We therefore believe that there is a need for every editor to work through a conscious loop before proceeding with commissioning: to ask themselves, “Who are the five women I could ask?”
Under no circumstances will this ‘gender loop’ involve a requirement to fulfil a quota or to select anyone whom we do not know to be fully appropriate for the job, although we will set ourselves internal targets to help us to focus on the task.
HAHHAHAAH. "We're going to have quotas but we're not using quotas!" Good one Nature!
What a load of crap. People in academia and other places that are dealing with representativeness need to just stop falling for this right-wing, anti-affirmative-action, anti-diversity bullshit talking point. Quotas are just fine. Numbers are the way clearly discriminatory and unequal practices are revealed and they are the only way we're going to know when we've improved.
But...regardless. Good on Nature for this one.
For the rest of you, keep the spotlight shining brightly upon them. Because they admit themselves that this gender inequality of their pages has been brought to their awareness as long ago as 2005 and. they. still. haven't. really. improved. Make no mistake, improving diversity on any measure is not easy.

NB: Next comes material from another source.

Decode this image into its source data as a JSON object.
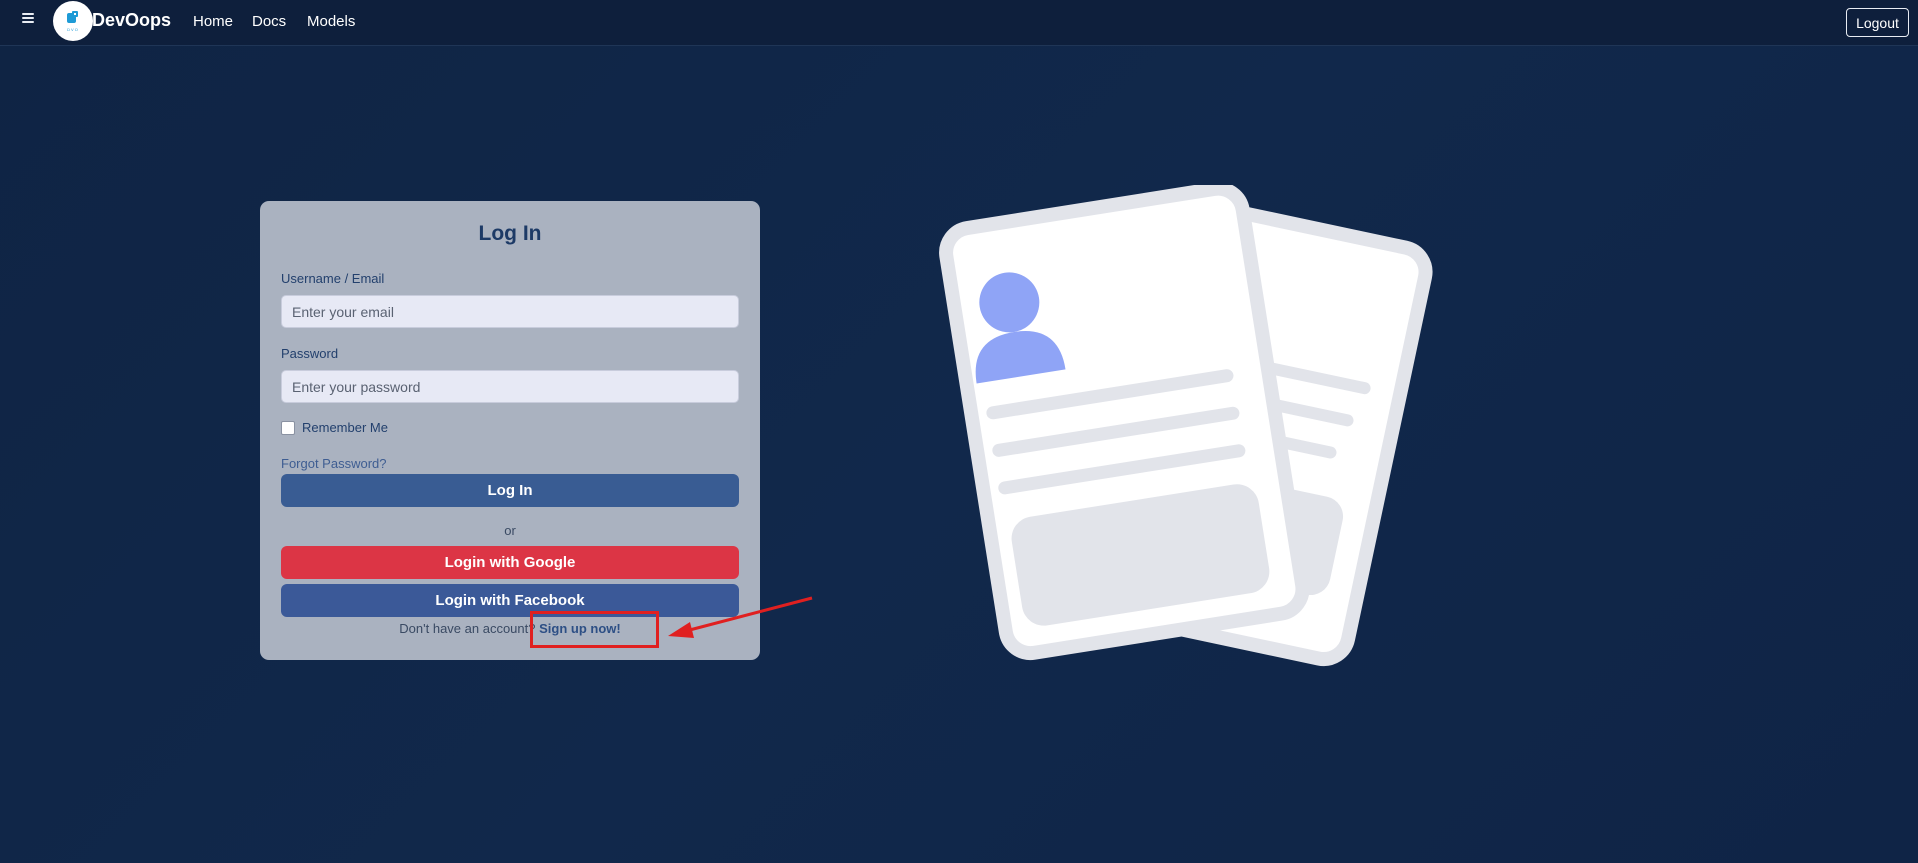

It takes highly sustained attention, effort and force of will to change entrenched, unthinking* cultural biases. Not everyone in the organization will even agree with the goals expressed in this editorial and will work harder to find excuses not to change than they do to make improvements. So I don't expect miracles.
But Nature, you are a premier venue of scientific publication which gives you a very high platform from which to enact cultural change. I do hope you are not blowing smoke on this one.
*which they are for the most part.
Or at least I think that is what this editorial bit in the Yale Daily News is getting at.
Last Wednesday, the pledges of Delta Kappa Epsilon fraternity issued just such a provocation. As they chanted their way across campus, the rest of us were forced to listen to tasteless jibes involving obscenity, jingoism and necrophilia.
But then came the coup-de-grace: “No means yes, yes means anal.” By making light of rape, the pledges crossed a line. In this newspaper’s view, the chanting was idiotic and offensive, and it should not be repeated.
And yet, as groups rushed to condemn the foolhardy DKE bros, they threw overwrought epithets, some almost as absurd as the chants themselves.
oh noes! not "overwrought epithets"!!!!!
Feminists at Yale should remember that, on a campus as progressive as ours, most of their battles are already won: All of us agree on gender equality. The provocateurs knew their audience’s sensibilities and how to offend them for a childish laugh. They went too far. But the Women’s Center should have known better than to paint them as misogynistic strangers and attackers among us, instead of members of our community; after all, they once partied in the brothers’ basement.
ohh, these poor innocent wittle babies have their fee-fees hurt... "misogynistic strangers"? "attackers"?
please. this is equivalent, nay perhaps even worse, than making light of sexual violence? hoo-kay.
Someone want to remind me again of one fucking positive thing that is accomplished by the fraternity systems on University campuses?